We are now entering the second week of Level 1, which for most of the country is essentially a return to normalcy and moving on past the global pandemic that is still crippling the rest of the world. We are now a month since level four was lifted and we are begin to see some data and signs of how the market is looking and recovering, and how the future may look, and as we move forward past the pandemic, how things may change from what we have learned.
Mortgage Rates Drop
One of the first big moves post-lock down was the lowering of the official cash rate, and in the following weeks, it set a fire under the major banks, heating up the mortgage wars between New Zealand’s largest banks. ASB was leading the race at the end of last week, offering a 2.69 per cent over two years fixed on home loans undercutting moves made by rival banks earlier the same week.
Craig Sims, ASB executive general manager retail banking, said the reduced rate would be welcome news for those first-time buyers looking to take advantage of low house prices, “We hope this will help them manage their home loans or enable others to be in a position to get into their first home.” Sims also commented that the bank recognizes that it is a hard time for existing customers, and hoped this would offer some relief, “We’re doing everything we can to support them and make things a little bit easier. We’re confident these new rates will help with that.”
ASB’s main competitors, Westpac and ANZ had both announced earlier in the week that they would cut their one-year fixed-term rate to 2.79 per cent. Echoing sentiments made by Sim, ANZ managing director retail and business banking Ben Kelleher hoped these record low rates would help customers stay afloat in unprecedented times, “These new rates reflect a new reality where many home loan customers are facing uncertain times and our commitment to keeping rates as low as possible to help ease the pressure.”
The current lowest home loan rate on offer is from Kiwi Bank, who announced on Friday that it had cut its one to five year home loan rates by between 34 and 60 basis points, dropping its one-year rate to a record low 2.65%.
House Price Fall Predictions Begin
Just as the banks lower mortgage rates, their behind-the-scenes teams have started to predict how the pandemic will impact house prices. In its latest NZ Property Focus report, ANZ’s economists confirmed their earlier forecast that house prices would likely fall by 10% to 15% this year, compared to an 8% to 10% fall in GDP.

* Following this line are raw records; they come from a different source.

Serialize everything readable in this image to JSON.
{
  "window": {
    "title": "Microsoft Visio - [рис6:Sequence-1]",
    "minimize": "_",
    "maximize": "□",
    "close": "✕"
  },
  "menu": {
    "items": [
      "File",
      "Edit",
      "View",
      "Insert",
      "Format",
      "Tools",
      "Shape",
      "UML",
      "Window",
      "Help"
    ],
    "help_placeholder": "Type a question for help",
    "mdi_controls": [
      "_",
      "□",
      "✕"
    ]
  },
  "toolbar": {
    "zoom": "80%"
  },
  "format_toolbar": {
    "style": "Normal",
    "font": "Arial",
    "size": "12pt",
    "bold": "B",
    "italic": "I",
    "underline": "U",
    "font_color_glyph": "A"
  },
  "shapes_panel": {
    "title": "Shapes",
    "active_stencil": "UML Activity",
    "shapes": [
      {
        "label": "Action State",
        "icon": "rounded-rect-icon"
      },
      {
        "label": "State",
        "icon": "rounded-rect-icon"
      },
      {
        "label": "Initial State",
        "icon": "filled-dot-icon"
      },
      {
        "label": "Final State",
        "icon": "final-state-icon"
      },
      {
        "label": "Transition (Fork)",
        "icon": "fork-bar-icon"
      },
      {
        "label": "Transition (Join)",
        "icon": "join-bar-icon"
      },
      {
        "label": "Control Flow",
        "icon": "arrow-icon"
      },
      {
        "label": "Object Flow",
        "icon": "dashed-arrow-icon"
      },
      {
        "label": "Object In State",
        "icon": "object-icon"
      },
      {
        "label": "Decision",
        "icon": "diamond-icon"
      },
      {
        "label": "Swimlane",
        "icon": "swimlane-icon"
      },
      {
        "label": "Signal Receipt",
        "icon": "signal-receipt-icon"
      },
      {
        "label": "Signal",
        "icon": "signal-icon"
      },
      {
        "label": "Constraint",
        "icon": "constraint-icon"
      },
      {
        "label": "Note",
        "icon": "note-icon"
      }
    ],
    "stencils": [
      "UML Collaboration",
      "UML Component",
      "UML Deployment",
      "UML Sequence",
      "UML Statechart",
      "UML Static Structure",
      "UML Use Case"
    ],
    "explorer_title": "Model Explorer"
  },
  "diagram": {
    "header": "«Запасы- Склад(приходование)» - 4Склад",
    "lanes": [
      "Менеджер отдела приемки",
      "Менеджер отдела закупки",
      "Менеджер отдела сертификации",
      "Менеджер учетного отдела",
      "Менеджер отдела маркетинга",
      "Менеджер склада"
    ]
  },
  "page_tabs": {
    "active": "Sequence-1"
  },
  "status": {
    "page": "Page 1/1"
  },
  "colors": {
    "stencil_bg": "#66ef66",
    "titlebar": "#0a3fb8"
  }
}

The report stated that uncertainty from such a huge world-effecting crisis such as Covid-19 makes it almost impossible to predict what would be “normal” for the property market under the current conditions but is certain that we are likely to see a significant fall.
Property Sales and Listings slowly begin to increase as lockdown rules begin to ease
Despite the above predictions, it seems that many are returning to the market as house levels rise and sell at their QV value.
House level availability was increasing significantly in post lockdown months, with Barfoot & Thompson receiving 1097 new listings in May, compared to just 239 in April. Stock levels have also remained resilient, with the agency having a total of 3821 residential properties available for sale at the end of May.
Prices also appear to be holding up reasonably well so far, with interest.co.nz able to match selling prices with Rating Valuations (RVs) which revealed that exactly two thirds (67%) of the sales in the last week of May achieved prices that were higher than their RVs, 30% achieved prices below their RVs and 3% were the same as their RVs.